PROMPT:
A word-for-word copy of the records that follow is needed, with every picture omitted.

MATERIAL SUPPLIED:
/---
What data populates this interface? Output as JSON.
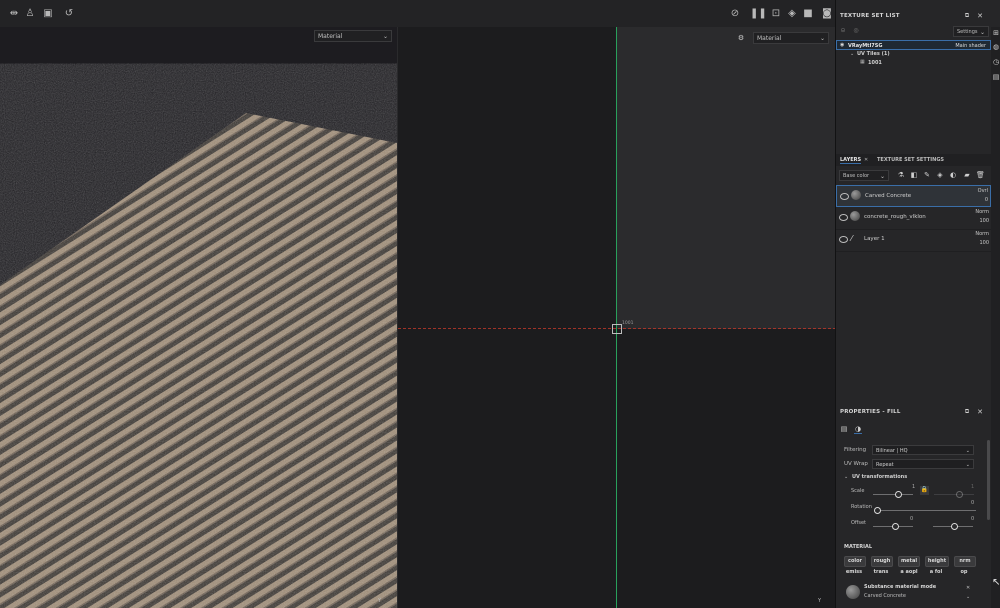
{
  "toolbar": {
    "left_icons": [
      "mirror-icon",
      "figure-icon",
      "frame-icon",
      "history-icon"
    ],
    "right_icons": [
      "hide-icon",
      "pause-icon",
      "camera-settings-icon",
      "cube-icon",
      "video-icon",
      "screenshot-icon"
    ]
  },
  "viewport3d": {
    "material_select": "Material",
    "axis_label": "Y"
  },
  "viewport2d": {
    "material_select": "Material",
    "tile_label": "1001",
    "axis_label": "Y"
  },
  "texture_set_list": {
    "title": "TEXTURE SET LIST",
    "settings_label": "Settings",
    "set_name": "VRayMtl7SG",
    "shader_label": "Main shader",
    "uv_tiles_label": "UV Tiles (1)",
    "tile_name": "1001"
  },
  "layers": {
    "tab_layers": "LAYERS",
    "tab_texture_set_settings": "TEXTURE SET SETTINGS",
    "channel_select": "Base color",
    "items": [
      {
        "name": "Carved Concrete",
        "blend": "Ovrl",
        "opacity": "0"
      },
      {
        "name": "concrete_rough_vlklon",
        "blend": "Norm",
        "opacity": "100"
      },
      {
        "name": "Layer 1",
        "blend": "Norm",
        "opacity": "100"
      }
    ]
  },
  "properties": {
    "title": "PROPERTIES - FILL",
    "filtering_label": "Filtering",
    "filtering_value": "Bilinear | HQ",
    "uv_wrap_label": "UV Wrap",
    "uv_wrap_value": "Repeat",
    "uv_transformations_label": "UV transformations",
    "scale_label": "Scale",
    "scale_value": "1",
    "scale_value2": "1",
    "rotation_label": "Rotation",
    "rotation_value": "0",
    "offset_label": "Offset",
    "offset_value": "0",
    "offset_value2": "0",
    "material_header": "MATERIAL",
    "material_buttons_row1": [
      "color",
      "rough",
      "metal",
      "height",
      "nrm"
    ],
    "material_buttons_row2": [
      "emiss",
      "trans",
      "a aopl",
      "a fol",
      "op"
    ],
    "substance_mode_label": "Substance material mode",
    "substance_name": "Carved Concrete"
  },
  "colors": {
    "accent_blue": "#3a6ea8",
    "axis_red": "#c0392b",
    "axis_green": "#2ecc71"
  }
}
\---
EXERCISE SOLUTION:
What data populates this interface? Output as JSON.
{
  "toolbar": {
    "left_icons": [
      "mirror-icon",
      "figure-icon",
      "frame-icon",
      "history-icon"
    ],
    "right_icons": [
      "hide-icon",
      "pause-icon",
      "camera-settings-icon",
      "cube-icon",
      "video-icon",
      "screenshot-icon"
    ]
  },
  "viewport3d": {
    "material_select": "Material",
    "axis_label": "Y"
  },
  "viewport2d": {
    "material_select": "Material",
    "tile_label": "1001",
    "axis_label": "Y"
  },
  "texture_set_list": {
    "title": "TEXTURE SET LIST",
    "settings_label": "Settings",
    "set_name": "VRayMtl7SG",
    "shader_label": "Main shader",
    "uv_tiles_label": "UV Tiles (1)",
    "tile_name": "1001"
  },
  "layers": {
    "tab_layers": "LAYERS",
    "tab_texture_set_settings": "TEXTURE SET SETTINGS",
    "channel_select": "Base color",
    "items": [
      {
        "name": "Carved Concrete",
        "blend": "Ovrl",
        "opacity": "0"
      },
      {
        "name": "concrete_rough_vlklon",
        "blend": "Norm",
        "opacity": "100"
      },
      {
        "name": "Layer 1",
        "blend": "Norm",
        "opacity": "100"
      }
    ]
  },
  "properties": {
    "title": "PROPERTIES - FILL",
    "filtering_label": "Filtering",
    "filtering_value": "Bilinear | HQ",
    "uv_wrap_label": "UV Wrap",
    "uv_wrap_value": "Repeat",
    "uv_transformations_label": "UV transformations",
    "scale_label": "Scale",
    "scale_value": "1",
    "scale_value2": "1",
    "rotation_label": "Rotation",
    "rotation_value": "0",
    "offset_label": "Offset",
    "offset_value": "0",
    "offset_value2": "0",
    "material_header": "MATERIAL",
    "material_buttons_row1": [
      "color",
      "rough",
      "metal",
      "height",
      "nrm"
    ],
    "material_buttons_row2": [
      "emiss",
      "trans",
      "a aopl",
      "a fol",
      "op"
    ],
    "substance_mode_label": "Substance material mode",
    "substance_name": "Carved Concrete"
  },
  "colors": {
    "accent_blue": "#3a6ea8",
    "axis_red": "#c0392b",
    "axis_green": "#2ecc71"
  }
}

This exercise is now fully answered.